The festivities are gearing up for next Saturday when I “launch” Baby Duck. I went to the Narrow Gauge Book Co-op in Alamosa on Wednesday to find out how the launch will work. There will be a big table dedicated to Baby Duck in the front of the store. There will be a separate table for the monitor and slide show, and room for refreshments. I got several boxes of “mochi” which is the Japanese word for a common Chinese (and Japanese) treat — soft rice flour cookies filled with something. I got lucky and found assortments that included some filled with lychee. The others are red-bean paste, peanut, taro (all common Chinese fillings) and green tea (more along the Japanese flavor preferences). They were made in Taiwan. The store will provide non-tea drinks and something else. Friends are making cookies.
The bookstore has done great PR for me. My only wish is that their communication was better. I didn’t know they would do flyers. I didn’t know they’d do a press release. I didn’t know they’d try to schedule an appearance for me at the radio station (yes, I live in a place with A radio station). I didn’t know they’d provide refreshments. A little handout with “We do this, you do this,” would be helpful.
I’ll do two short readings, and I’ve discovered that for my readings to make sense, I will need to give brief introductory talks, too. As I used to say to my writing students, “Your readers don’t live in your head.”
My audience will need context since the chapters in the book are mostly self-contained stories.

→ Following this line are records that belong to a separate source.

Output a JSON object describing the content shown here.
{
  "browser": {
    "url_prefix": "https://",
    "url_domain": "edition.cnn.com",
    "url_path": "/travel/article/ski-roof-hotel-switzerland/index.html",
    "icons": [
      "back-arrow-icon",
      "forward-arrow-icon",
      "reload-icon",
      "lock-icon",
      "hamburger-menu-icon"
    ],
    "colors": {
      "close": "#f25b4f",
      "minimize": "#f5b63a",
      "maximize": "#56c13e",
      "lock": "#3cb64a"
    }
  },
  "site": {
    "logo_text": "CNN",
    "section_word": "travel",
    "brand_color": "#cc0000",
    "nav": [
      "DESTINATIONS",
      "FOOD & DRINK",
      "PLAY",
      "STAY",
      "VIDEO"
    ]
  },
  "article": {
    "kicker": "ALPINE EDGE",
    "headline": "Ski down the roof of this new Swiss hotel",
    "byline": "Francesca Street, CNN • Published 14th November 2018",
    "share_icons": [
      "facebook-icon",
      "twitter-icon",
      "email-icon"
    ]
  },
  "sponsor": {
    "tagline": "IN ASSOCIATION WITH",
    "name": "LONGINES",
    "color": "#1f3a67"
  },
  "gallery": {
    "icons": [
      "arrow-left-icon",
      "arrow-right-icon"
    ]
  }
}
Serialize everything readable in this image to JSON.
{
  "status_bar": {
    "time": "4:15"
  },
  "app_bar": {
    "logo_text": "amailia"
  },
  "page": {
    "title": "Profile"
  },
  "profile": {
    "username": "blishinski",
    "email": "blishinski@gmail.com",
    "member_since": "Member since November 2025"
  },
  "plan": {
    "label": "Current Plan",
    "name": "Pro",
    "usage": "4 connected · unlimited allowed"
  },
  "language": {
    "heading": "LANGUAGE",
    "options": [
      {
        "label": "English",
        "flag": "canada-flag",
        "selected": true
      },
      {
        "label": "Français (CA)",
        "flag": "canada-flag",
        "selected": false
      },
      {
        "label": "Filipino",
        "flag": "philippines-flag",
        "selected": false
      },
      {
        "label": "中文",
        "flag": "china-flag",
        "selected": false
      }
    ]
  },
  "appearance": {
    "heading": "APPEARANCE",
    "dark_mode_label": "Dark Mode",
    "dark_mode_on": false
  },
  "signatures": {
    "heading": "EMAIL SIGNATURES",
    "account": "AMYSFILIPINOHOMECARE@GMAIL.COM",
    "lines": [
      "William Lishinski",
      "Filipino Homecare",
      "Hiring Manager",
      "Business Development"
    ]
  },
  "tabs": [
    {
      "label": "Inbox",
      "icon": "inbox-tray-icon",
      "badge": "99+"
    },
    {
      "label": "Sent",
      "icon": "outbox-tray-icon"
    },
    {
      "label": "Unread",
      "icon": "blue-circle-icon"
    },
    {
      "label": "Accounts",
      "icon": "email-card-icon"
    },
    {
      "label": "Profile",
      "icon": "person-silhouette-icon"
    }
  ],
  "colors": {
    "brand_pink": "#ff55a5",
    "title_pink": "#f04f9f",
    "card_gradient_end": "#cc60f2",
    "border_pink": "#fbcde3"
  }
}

As I thought about context, I thought about maps. “Maybe other people don’t have a live action map of China in their mind at all times,” I thought, “Maybe they aren’t re-visiting all the roads from South China Teachers University into Guangzhou, either.”
Hard to imagine, but very likely true.
I tried to figure out the best way to share THAT information, thinking first of handouts then thought, “No, Sweet Cheeks, you just need a poster. Put your maps on it and some pictures, the Mao buttons, something static and clear.”
Thanks to my student days, posters are intimidating, AND I know that I will over-prepare because I always do AND that’s even more likely now that I’m still house-bound with the sprained foot, though it is beginning to really get better.
Day before yesterday I got a call from a young reporter on the local paper. She wanted to interview me. The interview was — well, hopefully, informative and a good article will come from it — but for me the best part was the reporter. Clearly a young woman, and as we talked, I learned it was her first job.
There’s a little piece of me that will ALWAYS be a teacher, that will ALWAYS be in love with the future and its inhabitants. Ultimately, the interview might have been more about her than me. She asked me what prompted me to go to China and I told her the truth, that I was almost sick with wanderlust and I just wanted to get out into the world. Her response? “Oh wow. That is just SO COOL.”
Maybe she got the little message hidden in there. ❤
Anyway, I have to go do a poster now…